## Exercise goal
Where a line of the data holds the word "this", copy that line.

(Excerpts from a dataset)

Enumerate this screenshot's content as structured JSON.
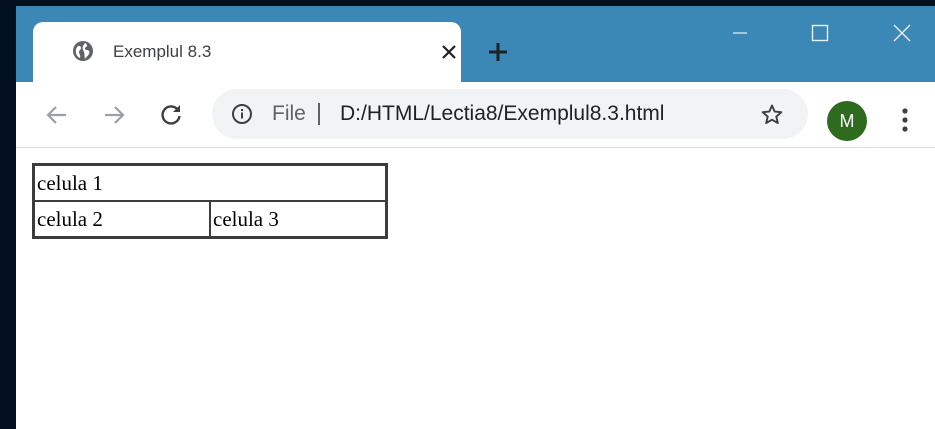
{
  "tab": {
    "title": "Exemplul 8.3"
  },
  "address_bar": {
    "scheme_label": "File",
    "url": "D:/HTML/Lectia8/Exemplul8.3.html"
  },
  "profile": {
    "initial": "M",
    "color": "#2e6b1e"
  },
  "titlebar_color": "#3b87b5",
  "icons": {
    "tab": "globe-icon",
    "tab_close": "close-icon",
    "new_tab": "plus-icon",
    "minimize": "minimize-icon",
    "maximize": "maximize-icon",
    "close": "close-icon",
    "back": "back-arrow-icon",
    "forward": "forward-arrow-icon",
    "reload": "reload-icon",
    "info": "info-icon",
    "bookmark": "star-icon",
    "menu": "kebab-menu-icon"
  },
  "table": {
    "rows": [
      [
        "celula 1"
      ],
      [
        "celula 2",
        "celula 3"
      ]
    ]
  }
}
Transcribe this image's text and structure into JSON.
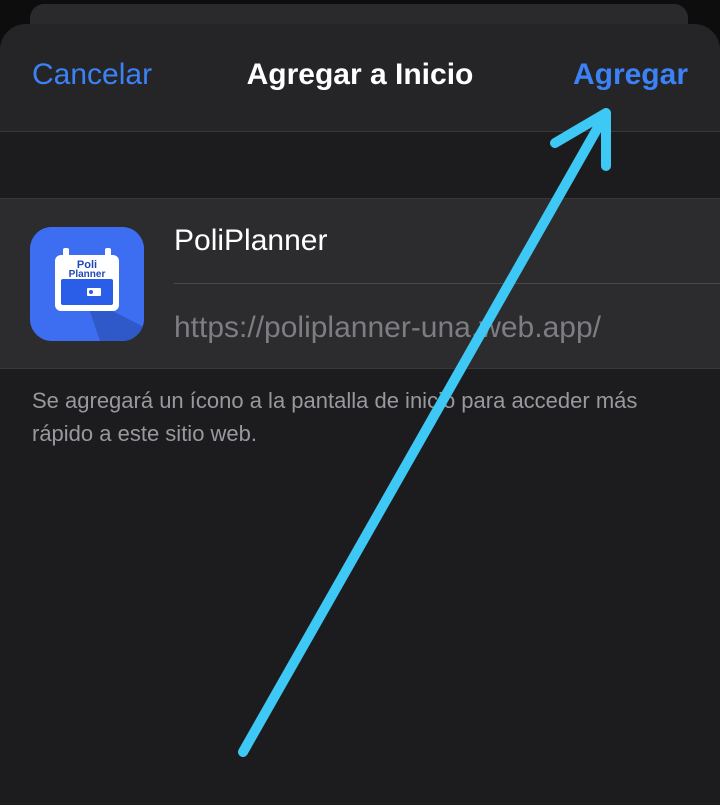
{
  "nav": {
    "cancel_label": "Cancelar",
    "title": "Agregar a Inicio",
    "add_label": "Agregar"
  },
  "app": {
    "icon_text_line1": "Poli",
    "icon_text_line2": "Planner",
    "name": "PoliPlanner",
    "url": "https://poliplanner-una.web.app/"
  },
  "footnote": "Se agregará un ícono a la pantalla de inicio para acceder más rápido a este sitio web.",
  "colors": {
    "accent": "#3b82f6",
    "annotation_arrow": "#3ec8f5",
    "sheet_bg": "#1c1c1e",
    "icon_bg": "#3d6df0"
  },
  "icons": {
    "app_icon": "calendar-icon",
    "annotation": "arrow-pointing-icon"
  }
}
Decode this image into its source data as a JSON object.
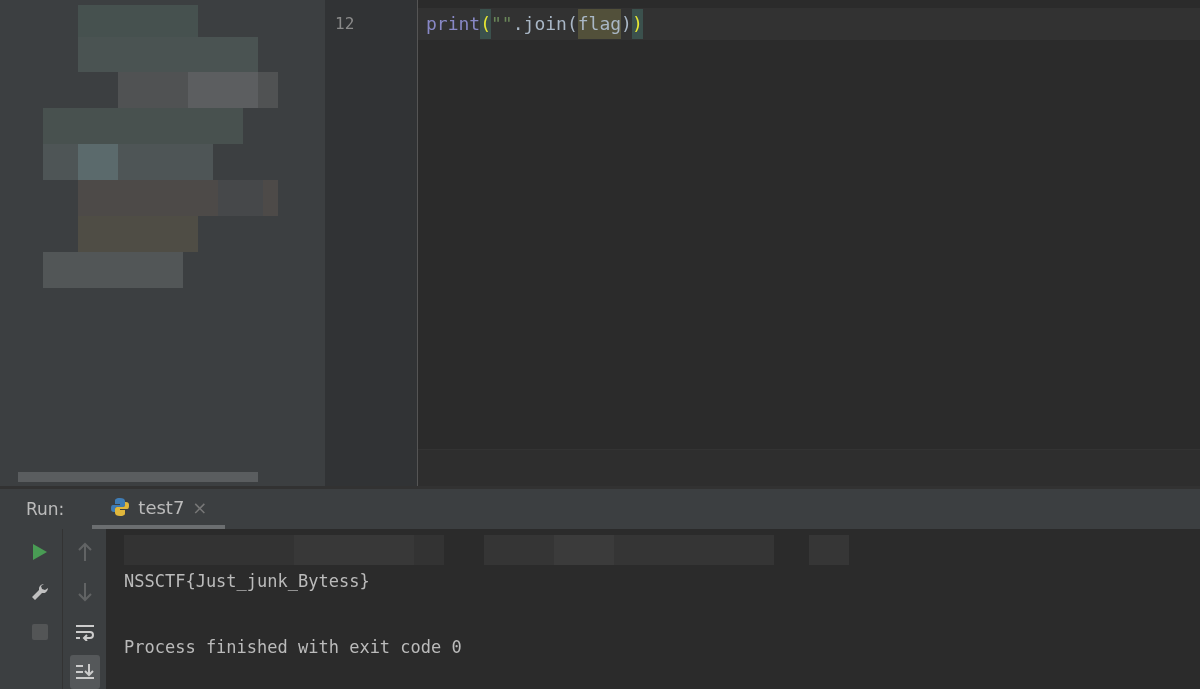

## Response
Enumerate this screenshot's content as structured JSON.
Transcribe this image's text and structure into JSON.
Decode this image into its source data as a JSON object.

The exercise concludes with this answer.